When you copy the data that follows, reproduce every word exactly and leave out the images.

THE INPUT START

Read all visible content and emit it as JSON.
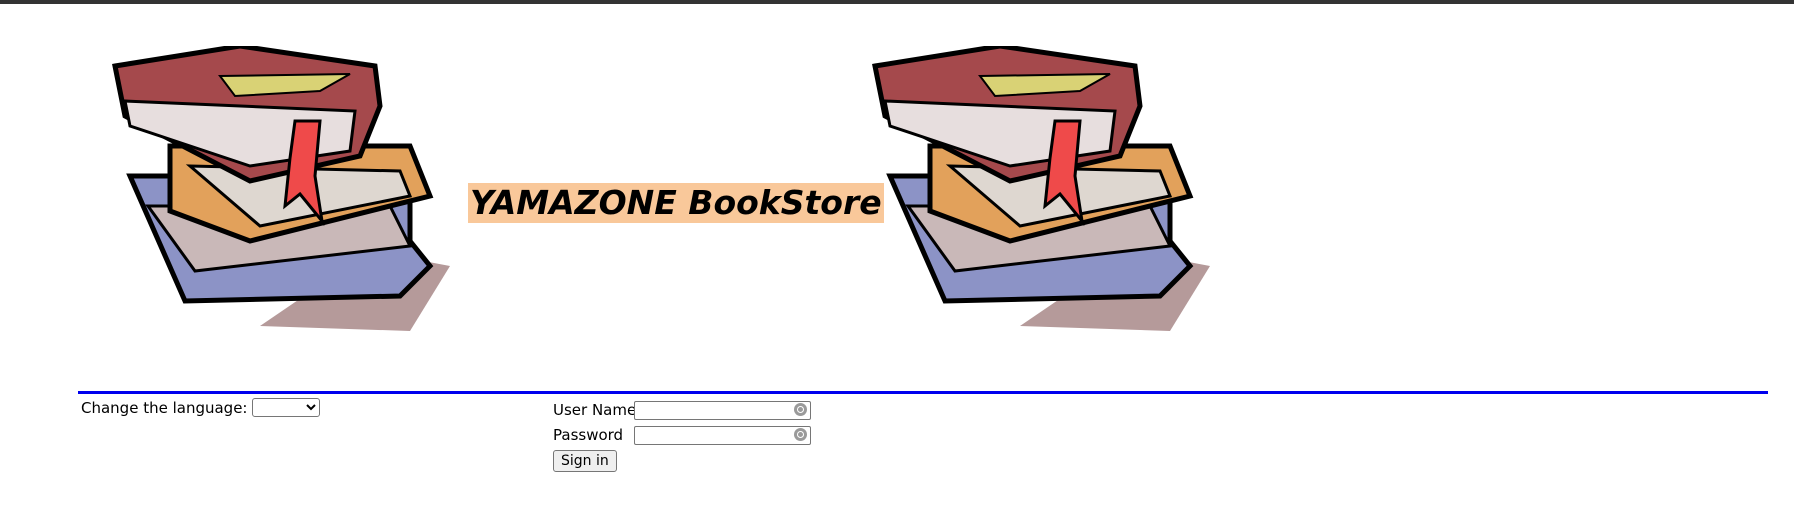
{
  "header": {
    "title": "YAMAZONE BookStore"
  },
  "language": {
    "label": "Change the language:",
    "selected": ""
  },
  "login": {
    "username_label": "User Name",
    "username_value": "",
    "password_label": "Password",
    "password_value": "",
    "signin_label": "Sign in"
  },
  "icons": {
    "left": "book-stack-icon",
    "right": "book-stack-icon",
    "field": "password-key-icon"
  },
  "colors": {
    "divider": "#0000ee",
    "title_bg": "#f9c89a",
    "top_bar": "#333333"
  }
}
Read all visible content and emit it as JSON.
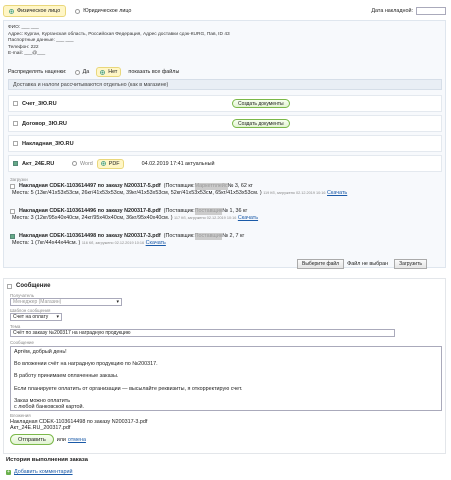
{
  "tabs": {
    "physical": "Физическое лицо",
    "legal": "Юридическое лицо",
    "date_label": "Дата накладной:"
  },
  "client": {
    "lines": [
      "ФИО: ___ ___",
      "Адрес: Курган, Курганская область, Российская Федерация, Адрес доставки сдэк-КURG, Пав, ID 43",
      "Паспортные данные: ___ ___",
      "Телефон: 222",
      "E-mail: ___@___"
    ]
  },
  "markup": {
    "label": "Распределять наценки:",
    "yes": "Да",
    "no": "Нет",
    "show_all": "показать все файлы"
  },
  "notice": "Доставка и налоги рассчитываются отдельно (как в магазине)",
  "docs": [
    {
      "name": "Счет_3Ю.RU",
      "button": "Создать документы"
    },
    {
      "name": "Договор_3Ю.RU",
      "button": "Создать документы"
    },
    {
      "name": "Накладная_3Ю.RU"
    },
    {
      "name": "Акт_24Е.RU",
      "opt1": "Word",
      "opt2": "PDF",
      "status": "04.02.2019 17:41 актуальный"
    }
  ],
  "upload_label": "Загрузки",
  "uploads": [
    {
      "title": "Накладная CDEK-1103614497 по заказу N200317-5.pdf",
      "supplier": "(Поставщик: ",
      "supplier_name": "Маркетплейс",
      "supplier_rest": " № 3, 62 кг",
      "places": "Места: 5 (13кг/41х53х53см, 26кг/41х53х53см, 39кг/41х53х53см, 52кг/41х53х53см, 65кг/41х53х53см. )",
      "meta": "119 Кб, загружено 02.12.2019 10:16",
      "download": "Скачать"
    },
    {
      "title": "Накладная CDEK-1103614496 по заказу N200317-8.pdf",
      "supplier": "(Поставщик: ",
      "supplier_name": "Поставщик",
      "supplier_rest": " № 1, 36 кг",
      "places": "Места: 3 (12кг/95х40х40см, 24кг/95х40х40см, 36кг/95х40х40см. )",
      "meta": "117 Кб, загружено 02.12.2019 10:16",
      "download": "Скачать"
    },
    {
      "title": "Накладная CDEK-1103614498 по заказу N200317-3.pdf",
      "supplier": "(Поставщик: ",
      "supplier_name": "Поставщик",
      "supplier_rest": " № 2, 7 кг",
      "places": "Места: 1 (7кг/44х44х44см. )",
      "meta": "116 Кб, загружено 02.12.2019 10:16",
      "download": "Скачать"
    }
  ],
  "file": {
    "choose": "Выберите файл",
    "none": "Файл не выбран",
    "upload": "Загрузить"
  },
  "message": {
    "header": "Сообщение",
    "recipient_label": "Получатель",
    "recipient_value": "Менеджер (Магазин)",
    "template_label": "Шаблон сообщения",
    "template_value": "Счет на оплату",
    "subject_label": "Тема",
    "subject_value": "Счёт по заказу №200317 на наградную продукцию",
    "body_label": "Сообщение",
    "body_lines": [
      "Артём, добрый день!",
      "",
      "Во вложении счёт на наградную продукцию по №200317.",
      "",
      "В работу принимаем оплаченные заказы.",
      "",
      "Если планируете оплатить от организации — высылайте реквизиты, я откорректирую счет.",
      "",
      "Заказ можно оплатить",
      "с любой банковской картой."
    ],
    "attachments_label": "Вложения",
    "attachments": [
      "Накладная CDEK-1103614498 по заказу N200317-3.pdf",
      "Акт_24Е.RU_200317.pdf"
    ],
    "send": "Отправить",
    "or": "или",
    "cancel": "отмена"
  },
  "history": {
    "title": "История выполнения заказа",
    "add_comment": "Добавить комментарий"
  }
}
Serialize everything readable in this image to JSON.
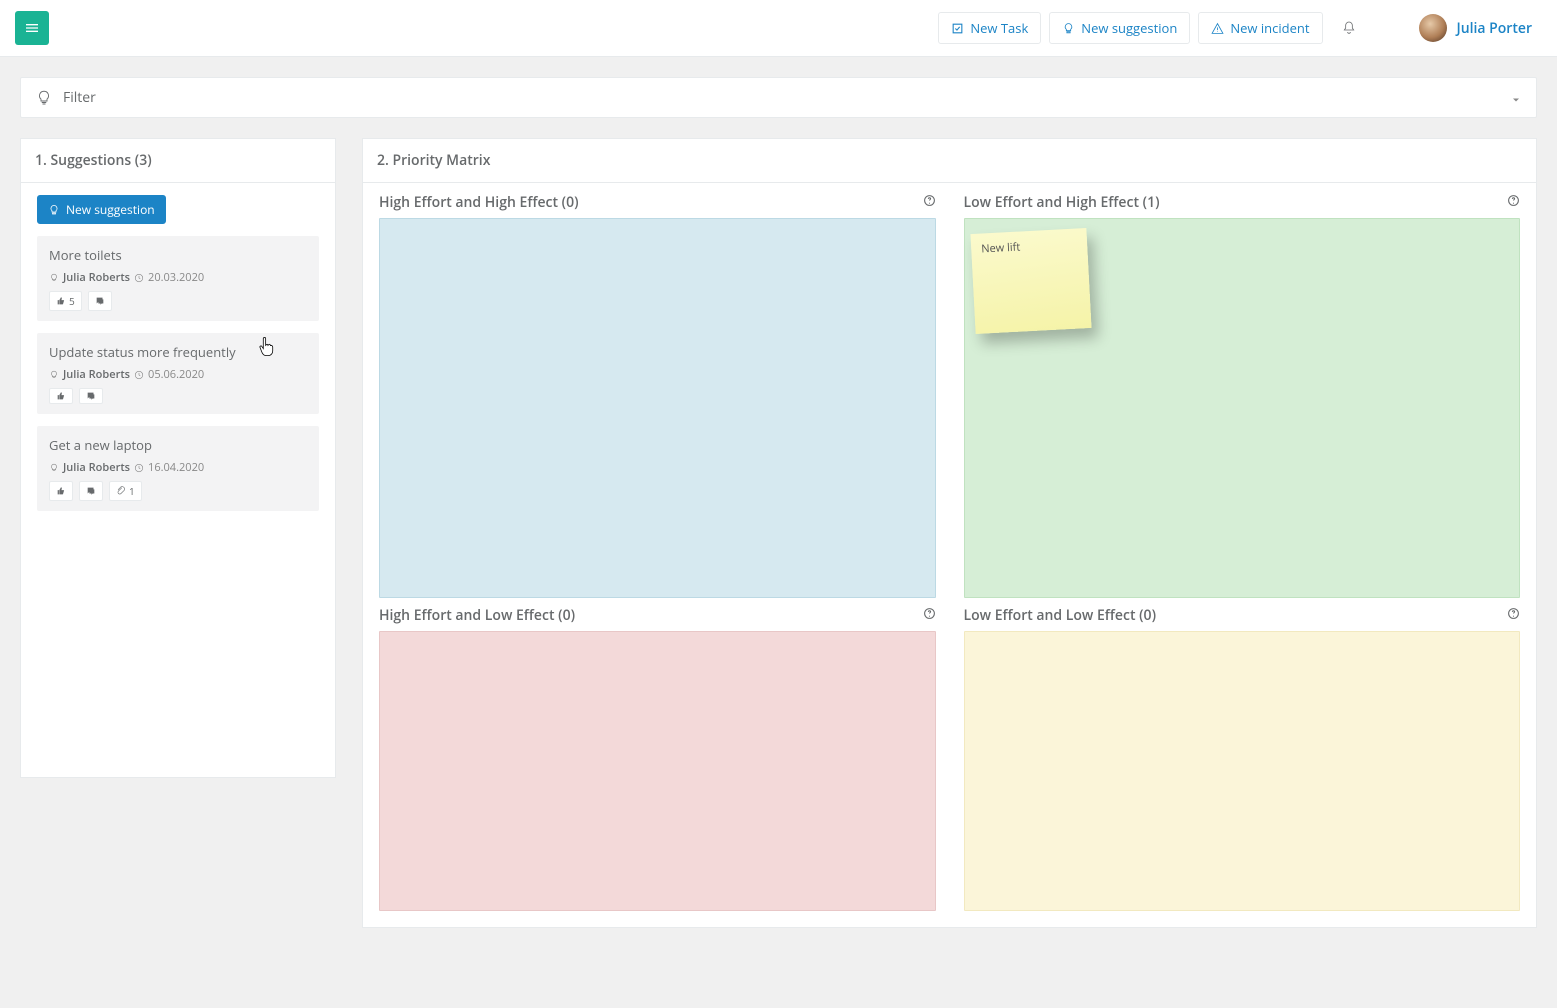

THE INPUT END

__TASK ANSWER__:
Read all visible content and emit it as JSON.
{
  "header": {
    "title": "YAMAZONE BookStore"
  },
  "language": {
    "label": "Change the language:",
    "selected": ""
  },
  "login": {
    "username_label": "User Name",
    "username_value": "",
    "password_label": "Password",
    "password_value": "",
    "signin_label": "Sign in"
  },
  "icons": {
    "left": "book-stack-icon",
    "right": "book-stack-icon",
    "field": "password-key-icon"
  },
  "colors": {
    "divider": "#0000ee",
    "title_bg": "#f9c89a",
    "top_bar": "#333333"
  }
}
Read all visible content and emit it as JSON.
{
  "tabs": {
    "physical": "Физическое лицо",
    "legal": "Юридическое лицо",
    "date_label": "Дата накладной:"
  },
  "client": {
    "lines": [
      "ФИО: ___ ___",
      "Адрес: Курган, Курганская область, Российская Федерация, Адрес доставки сдэк-КURG, Пав, ID 43",
      "Паспортные данные: ___ ___",
      "Телефон: 222",
      "E-mail: ___@___"
    ]
  },
  "markup": {
    "label": "Распределять наценки:",
    "yes": "Да",
    "no": "Нет",
    "show_all": "показать все файлы"
  },
  "notice": "Доставка и налоги рассчитываются отдельно (как в магазине)",
  "docs": [
    {
      "name": "Счет_3Ю.RU",
      "button": "Создать документы"
    },
    {
      "name": "Договор_3Ю.RU",
      "button": "Создать документы"
    },
    {
      "name": "Накладная_3Ю.RU"
    },
    {
      "name": "Акт_24Е.RU",
      "opt1": "Word",
      "opt2": "PDF",
      "status": "04.02.2019 17:41 актуальный"
    }
  ],
  "upload_label": "Загрузки",
  "uploads": [
    {
      "title": "Накладная CDEK-1103614497 по заказу N200317-5.pdf",
      "supplier": "(Поставщик: ",
      "supplier_name": "Маркетплейс",
      "supplier_rest": " № 3, 62 кг",
      "places": "Места: 5 (13кг/41х53х53см, 26кг/41х53х53см, 39кг/41х53х53см, 52кг/41х53х53см, 65кг/41х53х53см. )",
      "meta": "119 Кб, загружено 02.12.2019 10:16",
      "download": "Скачать"
    },
    {
      "title": "Накладная CDEK-1103614496 по заказу N200317-8.pdf",
      "supplier": "(Поставщик: ",
      "supplier_name": "Поставщик",
      "supplier_rest": " № 1, 36 кг",
      "places": "Места: 3 (12кг/95х40х40см, 24кг/95х40х40см, 36кг/95х40х40см. )",
      "meta": "117 Кб, загружено 02.12.2019 10:16",
      "download": "Скачать"
    },
    {
      "title": "Накладная CDEK-1103614498 по заказу N200317-3.pdf",
      "supplier": "(Поставщик: ",
      "supplier_name": "Поставщик",
      "supplier_rest": " № 2, 7 кг",
      "places": "Места: 1 (7кг/44х44х44см. )",
      "meta": "116 Кб, загружено 02.12.2019 10:16",
      "download": "Скачать"
    }
  ],
  "file": {
    "choose": "Выберите файл",
    "none": "Файл не выбран",
    "upload": "Загрузить"
  },
  "message": {
    "header": "Сообщение",
    "recipient_label": "Получатель",
    "recipient_value": "Менеджер (Магазин)",
    "template_label": "Шаблон сообщения",
    "template_value": "Счет на оплату",
    "subject_label": "Тема",
    "subject_value": "Счёт по заказу №200317 на наградную продукцию",
    "body_label": "Сообщение",
    "body_lines": [
      "Артём, добрый день!",
      "",
      "Во вложении счёт на наградную продукцию по №200317.",
      "",
      "В работу принимаем оплаченные заказы.",
      "",
      "Если планируете оплатить от организации — высылайте реквизиты, я откорректирую счет.",
      "",
      "Заказ можно оплатить",
      "с любой банковской картой."
    ],
    "attachments_label": "Вложения",
    "attachments": [
      "Накладная CDEK-1103614498 по заказу N200317-3.pdf",
      "Акт_24Е.RU_200317.pdf"
    ],
    "send": "Отправить",
    "or": "или",
    "cancel": "отмена"
  },
  "history": {
    "title": "История выполнения заказа",
    "add_comment": "Добавить комментарий"
  }
}
Serialize everything readable in this image to JSON.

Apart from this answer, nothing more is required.